The thing that got me rolling was mostly the language on their site and how they came to their conclusion.
From what I can see they based the score on …”data from a large pharmacy benefits manager that provided information for a random sample of nearly 600,000 anonymous patients with diabetes, heart disease and asthma. Using the data set, FICO was able to track the patterns of patients who filled and refilled prescriptions and those who didn’t. The company used the data to identify the variables most associated with medication adherence and developed a risk score on a scale of 0 to 500″
!- correlational analysis is a logical fallacy nor scientifically sound.
2-The score does not address the often case of when patients just buy the med and may not use the whole thing. For instance what happens with antibiotic use? or, when medications don’t work or mix well with other meds.
3-What was the breadth of their data…they say “random sample of nearly 600,000 anonymous patients with diabetes, heart disease and asthma”. Was it a random sample in a particular region? under a certain Insurance company? a single pharmacy brand? WE need some transparency on data sources for something that can have a deleterious impact on patient’s “score”
4-The is no value proposition for the patient. This service is being geared to specific components of the healthcare business that are armed with lobbyists in Washington and with Big Companies, especially Pharma and “health payers”, who have typically not been in the business of protecting/helping patients. When I went to their “connect” tab I was really hoping that meant connecting patients to their service..but no.
5-And, Tara’s headline is loaded: “Keeping Score on How You Take Your Medicine” It’s not about taking it is about buying. Big difference.
If you are arguing it is just predicting medication adherence. what is that saying about the prediction criteria? What is the validity? back to my point #2
Of course medication adherence is a critical issue, but we have to use criteria that are valid. Otherwise your are mixing apple and oranges In my mind we are supposed to be the voice of patients and protect patient rights. The other big boys have enough deep pockets
Please shed some light so I don’t have be so galled.
Sorry that I didn’t respond earlier. I agree the accuracy of correlation is questionable, like so many of the metrics used in sales and marketing.

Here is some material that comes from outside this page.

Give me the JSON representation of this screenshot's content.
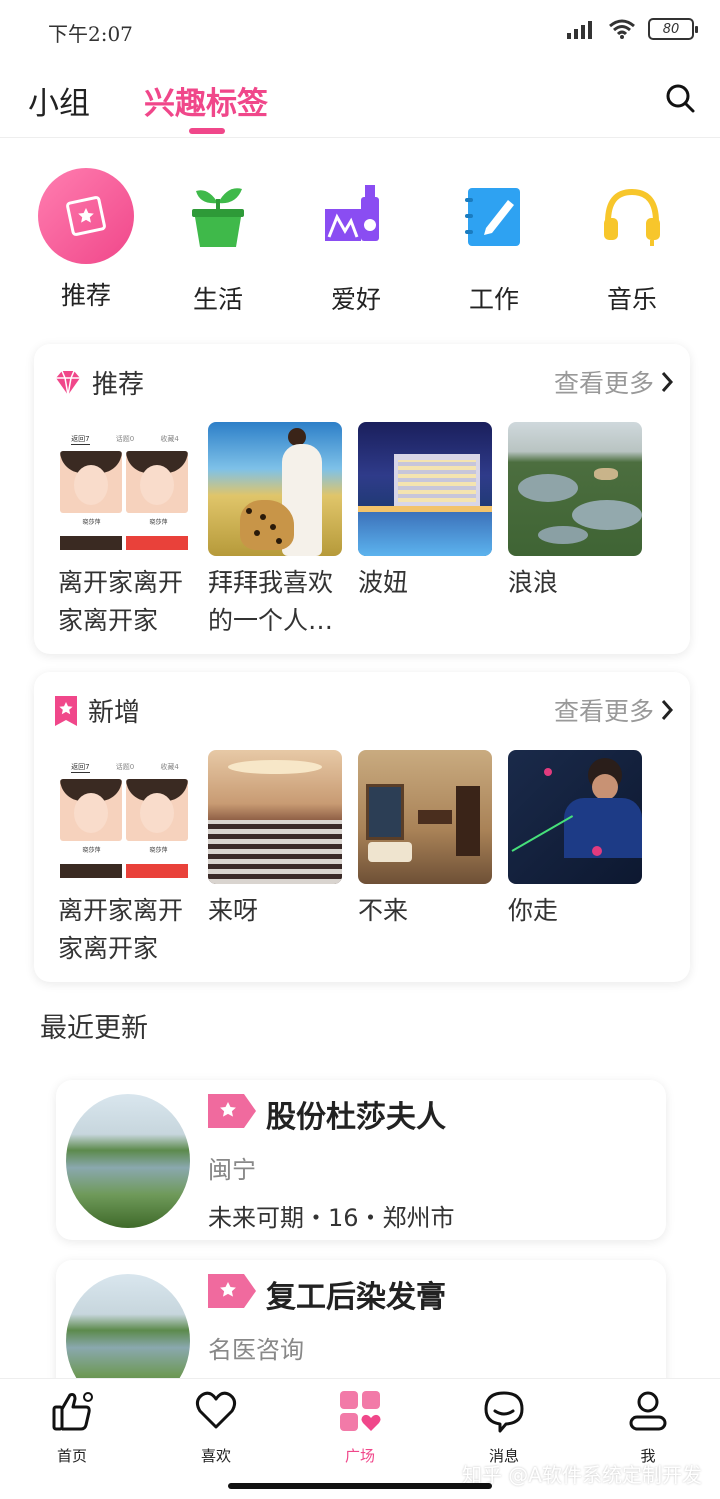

But I think it’s important to point out that they used correlations from an analysis of data up front to create a profile – but I don’t get the impression that they’re extracting each person’s prescription history to predict adherence for that specific person, which I think would be a worse case.
There’s also the question of why they’re doing this. Supposedly it’s to help the patient adhere – i.e. if you know which patients are likely to have an issue following through on treatment for whatever reason, you can target that patient for followups. This doesn’t seem sinister to me, though I may be missing something.

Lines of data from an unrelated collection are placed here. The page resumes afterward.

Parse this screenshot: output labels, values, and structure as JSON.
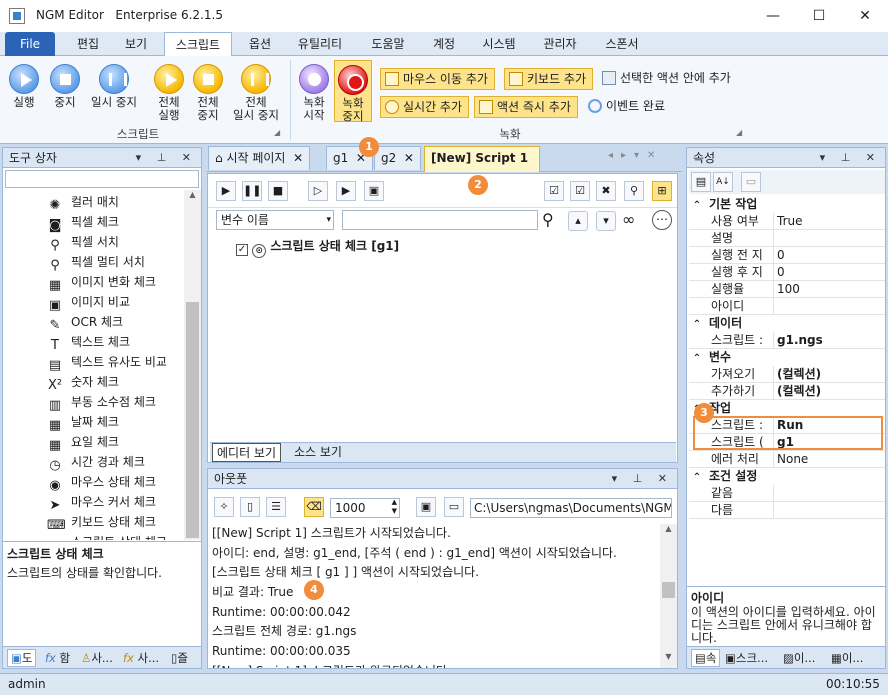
{
  "window": {
    "app_title": "NGM Editor",
    "edition": "Enterprise 6.2.1.5",
    "minimize": "—",
    "maximize": "☐",
    "close": "✕"
  },
  "menu": {
    "file": "File",
    "tabs": [
      "편집",
      "보기",
      "스크립트",
      "옵션",
      "유틸리티",
      "도움말",
      "계정",
      "시스템",
      "관리자",
      "스폰서"
    ],
    "active_index": 2
  },
  "ribbon": {
    "script_group": {
      "label": "스크립트",
      "buttons": [
        "실행",
        "중지",
        "일시 중지"
      ],
      "full_buttons": [
        [
          "전체",
          "실행"
        ],
        [
          "전체",
          "중지"
        ],
        [
          "전체",
          "일시 중지"
        ]
      ]
    },
    "record_group": {
      "label": "녹화",
      "record_start": [
        "녹화",
        "시작"
      ],
      "record_stop": [
        "녹화",
        "중지"
      ],
      "actions": [
        "마우스 이동 추가",
        "키보드 추가",
        "선택한 액션 안에 추가",
        "실시간 추가",
        "액션 즉시 추가",
        "이벤트 완료"
      ]
    }
  },
  "toolbox": {
    "title": "도구 상자",
    "items": [
      {
        "icon": "color-match-icon",
        "label": "컬러 매치"
      },
      {
        "icon": "camera-icon",
        "label": "픽셀 체크"
      },
      {
        "icon": "search-icon",
        "label": "픽셀 서치"
      },
      {
        "icon": "search-icon",
        "label": "픽셀 멀티 서치"
      },
      {
        "icon": "image-change-icon",
        "label": "이미지 변화 체크"
      },
      {
        "icon": "image-compare-icon",
        "label": "이미지 비교"
      },
      {
        "icon": "ocr-icon",
        "label": "OCR 체크"
      },
      {
        "icon": "text-icon",
        "label": "텍스트 체크"
      },
      {
        "icon": "text-similarity-icon",
        "label": "텍스트 유사도 비교"
      },
      {
        "icon": "number-icon",
        "label": "숫자 체크"
      },
      {
        "icon": "float-icon",
        "label": "부동 소수점 체크"
      },
      {
        "icon": "calendar-icon",
        "label": "날짜 체크"
      },
      {
        "icon": "calendar-week-icon",
        "label": "요일 체크"
      },
      {
        "icon": "clock-icon",
        "label": "시간 경과 체크"
      },
      {
        "icon": "mouse-icon",
        "label": "마우스 상태 체크"
      },
      {
        "icon": "cursor-icon",
        "label": "마우스 커서 체크"
      },
      {
        "icon": "keyboard-icon",
        "label": "키보드 상태 체크"
      },
      {
        "icon": "script-state-icon",
        "label": "스크립트 상태 체크"
      }
    ],
    "desc_title": "스크립트 상태 체크",
    "desc_text": "스크립트의 상태를 확인합니다.",
    "bottom_tabs": [
      "도",
      "함",
      "사...",
      "사...",
      "즐"
    ]
  },
  "document": {
    "tabs": [
      "시작 페이지",
      "g1",
      "g2",
      "[New] Script 1"
    ],
    "active_tab": "[New] Script 1",
    "variable_select": "변수 이름",
    "script_line": "스크립트 상태 체크 [g1]",
    "view_tabs": [
      "에디터 보기",
      "소스 보기"
    ],
    "badges": [
      "1",
      "2"
    ]
  },
  "output": {
    "title": "아웃풋",
    "count": "1000",
    "path": "C:\\Users\\ngmas\\Documents\\NGM6\\",
    "lines": [
      "[[New] Script 1] 스크립트가 시작되었습니다.",
      "아이디: end, 설명: g1_end, [주석 ( end ) : g1_end] 액션이 시작되었습니다.",
      "[스크립트 상태 체크 [ g1 ] ] 액션이 시작되었습니다.",
      "비교 결과: True",
      "Runtime: 00:00:00.042",
      "스크립트 전체 경로: g1.ngs",
      "Runtime: 00:00:00.035",
      "[[New] Script 1] 스크립트가 완료되었습니다."
    ],
    "badge": "4"
  },
  "properties": {
    "title": "속성",
    "rows": [
      {
        "type": "cat",
        "name": "기본 작업"
      },
      {
        "type": "prop",
        "name": "사용 여부",
        "value": "True"
      },
      {
        "type": "prop",
        "name": "설명",
        "value": ""
      },
      {
        "type": "prop",
        "name": "실행 전 지",
        "value": "0"
      },
      {
        "type": "prop",
        "name": "실행 후 지",
        "value": "0"
      },
      {
        "type": "prop",
        "name": "실행율",
        "value": "100"
      },
      {
        "type": "prop",
        "name": "아이디",
        "value": ""
      },
      {
        "type": "cat",
        "name": "데이터"
      },
      {
        "type": "prop",
        "name": "스크립트 :",
        "value": "g1.ngs",
        "bold": true
      },
      {
        "type": "cat",
        "name": "변수"
      },
      {
        "type": "prop",
        "name": "가져오기",
        "value": "(컬렉션)",
        "bold": true
      },
      {
        "type": "prop",
        "name": "추가하기",
        "value": "(컬렉션)",
        "bold": true
      },
      {
        "type": "cat",
        "name": "작업"
      },
      {
        "type": "prop",
        "name": "스크립트 :",
        "value": "Run",
        "bold": true
      },
      {
        "type": "prop",
        "name": "스크립트 (",
        "value": "g1",
        "bold": true
      },
      {
        "type": "prop",
        "name": "에러 처리",
        "value": "None"
      },
      {
        "type": "cat",
        "name": "조건 설정"
      },
      {
        "type": "prop",
        "name": "같음",
        "value": ""
      },
      {
        "type": "prop",
        "name": "다름",
        "value": ""
      }
    ],
    "desc_title": "아이디",
    "desc_text": "이 액션의 아이디를 입력하세요. 아이디는 스크립트 안에서 유니크해야 합니다.",
    "bottom_tabs": [
      "속",
      "스크...",
      "이...",
      "이..."
    ],
    "badge": "3"
  },
  "status": {
    "user": "admin",
    "time": "00:10:55"
  }
}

Kathy…that was a great say…Thanks
Nonadherence is WAY to complicated to just assign a score and think that it can be magically fixed.
I have written a post that discussed the issues with utilization of claim data for measuring adherence.
If nonadherence was this easily solved, it would have been fixed decades ago.
If you want to read my thoughts I posted them on my site at:
FICO Score – How Can You Predict Adherence Based on Claim Data?
great. I was just going to add your post to this discussion. I think your post goes far further down the spectrum of understanding.
Substantial comments were added on this subject six months later on Fred Trotter’s post Data, Damn Data, and Statistics. (See the comments section as well as the post.)